25. Although I said ISS was a temporary measure, now that it has been implemented, we will study the impact of ISS on the ground, and determine whether we can keep it as a permanent measure, at least for some parts of our healthcare system. We will need to develop longer term mitigation solutions to overcome the operational issues if ISS is to stay.

Should Not Reverse Direction in Use of Technology in Healthcare

26. This cyberattack is unprecedented. Despite our security measures, the attackers had been very patient, very persistent, and very resourceful. With advanced hacking tools, they eventually succeeded in gaining access to SingHealth’s patient database. We take this seriouslyas there is no reason to believe that they will not try again, with even more advanced tools. Therefore, we are reviewing the cybersecurity measures of our key IT projects and strengthening them where necessary.

27. MPs have asked about the National Electronic Health Record (NEHR) system. The NEHR is a separate system that was not affected by this cyberattack. Due to the need for the system to interface with multiple external partners, the NEHR is designed differently from the systems that were infiltrated. Nevertheless, we recognise that this is an important national system of significant scale, as it will eventually house key medical records for all patients.

28. We will therefore put the NEHR through a rigorous independent external review before we proceed with mandatory contribution of electronic health records. We have engaged CSA and PwC Singapore as independent third parties to help identify any vulnerabilities and recommend measures to address them. We must assure ourselves, users and patients that the necessary safeguards are in place, before we proceed with wider implementation of the NEHR.
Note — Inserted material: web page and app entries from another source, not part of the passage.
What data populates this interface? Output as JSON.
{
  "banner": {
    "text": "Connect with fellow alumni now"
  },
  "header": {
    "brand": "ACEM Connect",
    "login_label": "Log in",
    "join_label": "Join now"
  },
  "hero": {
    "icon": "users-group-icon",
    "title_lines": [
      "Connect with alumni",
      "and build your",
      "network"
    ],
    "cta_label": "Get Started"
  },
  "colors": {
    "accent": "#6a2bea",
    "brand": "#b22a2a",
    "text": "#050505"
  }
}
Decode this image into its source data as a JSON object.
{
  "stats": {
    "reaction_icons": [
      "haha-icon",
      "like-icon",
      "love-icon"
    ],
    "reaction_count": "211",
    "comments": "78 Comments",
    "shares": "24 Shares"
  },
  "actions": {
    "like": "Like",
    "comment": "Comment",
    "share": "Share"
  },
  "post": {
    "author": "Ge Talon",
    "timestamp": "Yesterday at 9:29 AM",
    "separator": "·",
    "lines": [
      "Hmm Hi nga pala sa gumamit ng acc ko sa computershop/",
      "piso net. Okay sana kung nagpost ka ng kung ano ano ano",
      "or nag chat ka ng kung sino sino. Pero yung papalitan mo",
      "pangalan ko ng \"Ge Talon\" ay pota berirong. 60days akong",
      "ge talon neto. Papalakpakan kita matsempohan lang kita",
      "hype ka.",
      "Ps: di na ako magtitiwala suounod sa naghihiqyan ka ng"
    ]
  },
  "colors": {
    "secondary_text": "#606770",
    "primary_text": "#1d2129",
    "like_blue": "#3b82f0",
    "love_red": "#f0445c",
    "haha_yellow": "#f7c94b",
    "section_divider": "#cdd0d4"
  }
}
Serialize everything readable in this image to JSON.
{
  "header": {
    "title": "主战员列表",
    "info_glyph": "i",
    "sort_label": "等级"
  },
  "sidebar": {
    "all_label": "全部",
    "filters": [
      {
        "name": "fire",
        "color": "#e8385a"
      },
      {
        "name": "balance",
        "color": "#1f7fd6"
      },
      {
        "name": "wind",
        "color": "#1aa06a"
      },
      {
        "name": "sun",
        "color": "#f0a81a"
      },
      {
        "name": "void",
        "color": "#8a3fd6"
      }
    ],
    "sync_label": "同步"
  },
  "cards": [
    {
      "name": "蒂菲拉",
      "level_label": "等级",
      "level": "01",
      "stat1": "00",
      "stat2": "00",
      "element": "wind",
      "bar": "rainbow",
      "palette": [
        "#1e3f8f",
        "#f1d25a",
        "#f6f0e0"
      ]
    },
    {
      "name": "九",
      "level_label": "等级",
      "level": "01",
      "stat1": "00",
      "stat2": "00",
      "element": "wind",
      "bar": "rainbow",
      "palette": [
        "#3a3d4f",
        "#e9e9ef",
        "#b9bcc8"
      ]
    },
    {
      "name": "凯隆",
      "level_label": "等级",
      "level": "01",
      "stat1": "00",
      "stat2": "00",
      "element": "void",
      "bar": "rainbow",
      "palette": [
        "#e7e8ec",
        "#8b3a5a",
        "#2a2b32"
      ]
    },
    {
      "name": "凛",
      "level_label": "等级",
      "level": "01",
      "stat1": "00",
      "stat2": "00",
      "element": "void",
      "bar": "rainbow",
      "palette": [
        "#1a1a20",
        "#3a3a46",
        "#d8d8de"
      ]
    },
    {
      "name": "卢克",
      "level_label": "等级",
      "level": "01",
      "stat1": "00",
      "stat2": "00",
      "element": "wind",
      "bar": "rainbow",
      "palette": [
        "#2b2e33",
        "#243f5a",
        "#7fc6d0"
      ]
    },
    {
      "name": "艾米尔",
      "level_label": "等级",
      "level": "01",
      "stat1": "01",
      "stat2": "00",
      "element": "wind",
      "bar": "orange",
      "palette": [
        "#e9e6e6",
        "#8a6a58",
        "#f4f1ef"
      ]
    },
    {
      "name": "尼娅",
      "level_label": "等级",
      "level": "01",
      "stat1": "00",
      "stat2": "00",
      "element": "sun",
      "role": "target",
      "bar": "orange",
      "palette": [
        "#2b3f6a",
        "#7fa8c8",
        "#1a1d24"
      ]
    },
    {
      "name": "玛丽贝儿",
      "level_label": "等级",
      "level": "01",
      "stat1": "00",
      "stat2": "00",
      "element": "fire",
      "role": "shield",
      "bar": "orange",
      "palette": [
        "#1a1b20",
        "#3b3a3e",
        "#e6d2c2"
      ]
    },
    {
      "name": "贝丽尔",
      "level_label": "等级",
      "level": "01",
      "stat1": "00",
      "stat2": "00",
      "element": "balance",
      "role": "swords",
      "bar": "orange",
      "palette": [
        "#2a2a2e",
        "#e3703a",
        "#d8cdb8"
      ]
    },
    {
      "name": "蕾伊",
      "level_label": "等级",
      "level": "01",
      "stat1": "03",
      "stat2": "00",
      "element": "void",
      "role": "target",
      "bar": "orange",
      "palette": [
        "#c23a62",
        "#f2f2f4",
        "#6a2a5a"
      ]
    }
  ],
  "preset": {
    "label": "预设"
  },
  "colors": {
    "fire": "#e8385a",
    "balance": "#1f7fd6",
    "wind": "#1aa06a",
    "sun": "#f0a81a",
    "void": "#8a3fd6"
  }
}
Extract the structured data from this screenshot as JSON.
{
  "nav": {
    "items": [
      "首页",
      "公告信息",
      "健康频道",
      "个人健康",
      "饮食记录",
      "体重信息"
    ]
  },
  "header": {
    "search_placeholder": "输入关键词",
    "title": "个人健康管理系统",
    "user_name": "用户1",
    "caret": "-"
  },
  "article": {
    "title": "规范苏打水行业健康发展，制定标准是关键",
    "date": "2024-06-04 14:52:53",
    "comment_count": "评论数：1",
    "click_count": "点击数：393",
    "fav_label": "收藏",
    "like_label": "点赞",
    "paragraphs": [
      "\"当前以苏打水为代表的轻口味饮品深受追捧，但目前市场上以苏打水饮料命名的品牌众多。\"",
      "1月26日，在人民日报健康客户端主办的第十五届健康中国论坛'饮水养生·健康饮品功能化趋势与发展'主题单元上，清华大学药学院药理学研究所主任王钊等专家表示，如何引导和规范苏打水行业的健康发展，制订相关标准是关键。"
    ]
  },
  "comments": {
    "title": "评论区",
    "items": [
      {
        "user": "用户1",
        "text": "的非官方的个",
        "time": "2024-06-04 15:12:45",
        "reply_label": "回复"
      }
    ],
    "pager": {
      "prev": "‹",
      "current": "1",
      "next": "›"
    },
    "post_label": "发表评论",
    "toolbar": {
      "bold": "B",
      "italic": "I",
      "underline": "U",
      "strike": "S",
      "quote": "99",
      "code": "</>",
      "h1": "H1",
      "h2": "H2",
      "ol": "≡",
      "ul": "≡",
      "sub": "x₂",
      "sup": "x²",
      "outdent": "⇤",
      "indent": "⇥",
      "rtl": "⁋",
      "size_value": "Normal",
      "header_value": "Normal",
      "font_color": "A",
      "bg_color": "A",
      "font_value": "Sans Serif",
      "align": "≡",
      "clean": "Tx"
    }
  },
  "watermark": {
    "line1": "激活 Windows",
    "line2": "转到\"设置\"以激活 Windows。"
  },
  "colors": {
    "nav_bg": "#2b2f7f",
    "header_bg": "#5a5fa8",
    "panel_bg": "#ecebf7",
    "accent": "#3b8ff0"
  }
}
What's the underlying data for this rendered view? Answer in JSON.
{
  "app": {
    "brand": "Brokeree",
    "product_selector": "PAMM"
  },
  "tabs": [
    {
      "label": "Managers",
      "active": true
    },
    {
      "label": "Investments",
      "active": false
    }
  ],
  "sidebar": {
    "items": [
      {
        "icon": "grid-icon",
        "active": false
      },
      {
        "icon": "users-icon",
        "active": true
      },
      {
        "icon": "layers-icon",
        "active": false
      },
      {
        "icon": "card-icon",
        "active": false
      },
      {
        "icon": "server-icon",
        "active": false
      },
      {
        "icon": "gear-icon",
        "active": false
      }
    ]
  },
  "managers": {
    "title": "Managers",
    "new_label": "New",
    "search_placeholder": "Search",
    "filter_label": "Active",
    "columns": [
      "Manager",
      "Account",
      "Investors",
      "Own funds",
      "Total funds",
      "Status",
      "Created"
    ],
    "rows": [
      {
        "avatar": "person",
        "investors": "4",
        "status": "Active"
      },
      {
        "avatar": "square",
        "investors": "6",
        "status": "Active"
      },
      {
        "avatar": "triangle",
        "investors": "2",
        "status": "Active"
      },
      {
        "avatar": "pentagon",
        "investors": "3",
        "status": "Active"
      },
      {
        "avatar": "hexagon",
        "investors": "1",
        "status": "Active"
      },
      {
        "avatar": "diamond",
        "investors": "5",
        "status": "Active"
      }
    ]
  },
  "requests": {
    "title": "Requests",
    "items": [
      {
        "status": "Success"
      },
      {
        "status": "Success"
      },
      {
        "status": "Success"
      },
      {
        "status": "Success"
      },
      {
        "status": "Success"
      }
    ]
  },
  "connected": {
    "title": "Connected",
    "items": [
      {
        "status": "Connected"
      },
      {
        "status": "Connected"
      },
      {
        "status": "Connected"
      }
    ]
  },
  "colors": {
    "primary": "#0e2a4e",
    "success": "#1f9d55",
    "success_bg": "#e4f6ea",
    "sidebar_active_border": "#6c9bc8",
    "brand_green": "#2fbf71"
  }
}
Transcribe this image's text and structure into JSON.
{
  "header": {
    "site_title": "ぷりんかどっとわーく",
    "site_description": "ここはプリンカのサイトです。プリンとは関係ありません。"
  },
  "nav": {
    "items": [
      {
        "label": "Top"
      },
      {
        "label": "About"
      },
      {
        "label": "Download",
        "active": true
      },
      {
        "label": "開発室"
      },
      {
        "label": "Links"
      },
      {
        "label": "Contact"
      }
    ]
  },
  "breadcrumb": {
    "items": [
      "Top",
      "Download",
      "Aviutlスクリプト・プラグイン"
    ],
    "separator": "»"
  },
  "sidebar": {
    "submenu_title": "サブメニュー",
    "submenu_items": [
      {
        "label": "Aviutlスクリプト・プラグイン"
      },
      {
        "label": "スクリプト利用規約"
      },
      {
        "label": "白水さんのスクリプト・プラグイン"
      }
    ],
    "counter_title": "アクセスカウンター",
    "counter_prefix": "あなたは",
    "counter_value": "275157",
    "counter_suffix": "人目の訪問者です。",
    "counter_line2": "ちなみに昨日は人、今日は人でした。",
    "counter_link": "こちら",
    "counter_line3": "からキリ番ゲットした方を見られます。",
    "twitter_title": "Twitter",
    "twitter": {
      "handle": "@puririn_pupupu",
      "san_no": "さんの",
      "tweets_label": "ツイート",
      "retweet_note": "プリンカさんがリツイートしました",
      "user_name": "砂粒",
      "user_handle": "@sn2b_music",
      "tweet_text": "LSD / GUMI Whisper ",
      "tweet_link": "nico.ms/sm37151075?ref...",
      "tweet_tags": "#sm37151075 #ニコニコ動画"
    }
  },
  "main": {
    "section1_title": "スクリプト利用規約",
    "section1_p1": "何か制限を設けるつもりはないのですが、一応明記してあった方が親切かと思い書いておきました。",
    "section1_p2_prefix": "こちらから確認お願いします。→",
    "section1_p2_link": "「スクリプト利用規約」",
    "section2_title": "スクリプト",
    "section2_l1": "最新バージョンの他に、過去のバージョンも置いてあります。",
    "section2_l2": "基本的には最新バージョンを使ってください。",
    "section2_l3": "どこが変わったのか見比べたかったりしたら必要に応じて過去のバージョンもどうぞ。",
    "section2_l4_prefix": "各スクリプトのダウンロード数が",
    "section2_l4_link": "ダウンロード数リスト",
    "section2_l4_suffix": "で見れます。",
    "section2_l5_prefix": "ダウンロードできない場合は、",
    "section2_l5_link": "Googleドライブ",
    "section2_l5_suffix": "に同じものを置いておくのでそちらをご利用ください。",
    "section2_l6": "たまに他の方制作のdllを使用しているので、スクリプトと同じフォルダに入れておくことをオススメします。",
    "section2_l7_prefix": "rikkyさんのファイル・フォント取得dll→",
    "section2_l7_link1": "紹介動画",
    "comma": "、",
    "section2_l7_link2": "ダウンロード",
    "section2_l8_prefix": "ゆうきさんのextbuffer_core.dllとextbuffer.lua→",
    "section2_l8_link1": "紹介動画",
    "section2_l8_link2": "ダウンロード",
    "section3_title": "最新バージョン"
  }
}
29. However, we should not reverse our direction in the use of technology in healthcare. Digitalisation, technology and use of data in healthcare have brought many benefits to patients. We cannot return to the days of paper and pencil.

30. IT systems have allowed us to greatly improve the safety and effectiveness of patient care. During an emergency where a patient is unconscious, access to his medical history in the NEHR helps doctors prescribe more effective medication and treatment in a timely manner. Data analytics helps us to better understand disease patterns and plan ahead to meet our needs in the future. Automation improves productivity, reduces human errors and enables patients to receive better care. When patients receive care beyond the hospital, integration of IT systems allows easier referrals across settings and enables better team-based care and more effective emergency response. These have to be matched with efforts to continually improve our ability to secure patients’ data, and the increasing robustness of the systems to deal with a constantly evolving cyber security threat.

Next Steps

31. Given the broader national cybersecurity implications, Minister Iswaran has appointed a Committee of Inquiry to look into this incident. We will extend our full support for the work of the Committee. We look forward to its report and recommendations to further strengthen our resilience against cyberattacks.

32. At the same time, we will be conducting a thorough review of the robustness of the cyber safeguards of our key IT systems. We will identify potential areas for improvement in cyber threat prevention, detection and response. To do this, we will bring in third party experts to support us in this work where necessary.

33. Finally, we will ensure that the lessons learnt and improvements needed are shared widely, across both the public and private healthcare sectors.


34. We must take this cyberattack seriously. While we have implemented additional cybersecurity measures, including ISS, we must not be complacent and assume that we are now safe from cyberattacks. Instead, we must continue on the assumption that the perpetrators will continue to try with increasingly sophisticated tools and techniques, and may succeed in getting through. We must all remain vigilant, learn from this and continually strengthen our systems against evolving cyber security threats.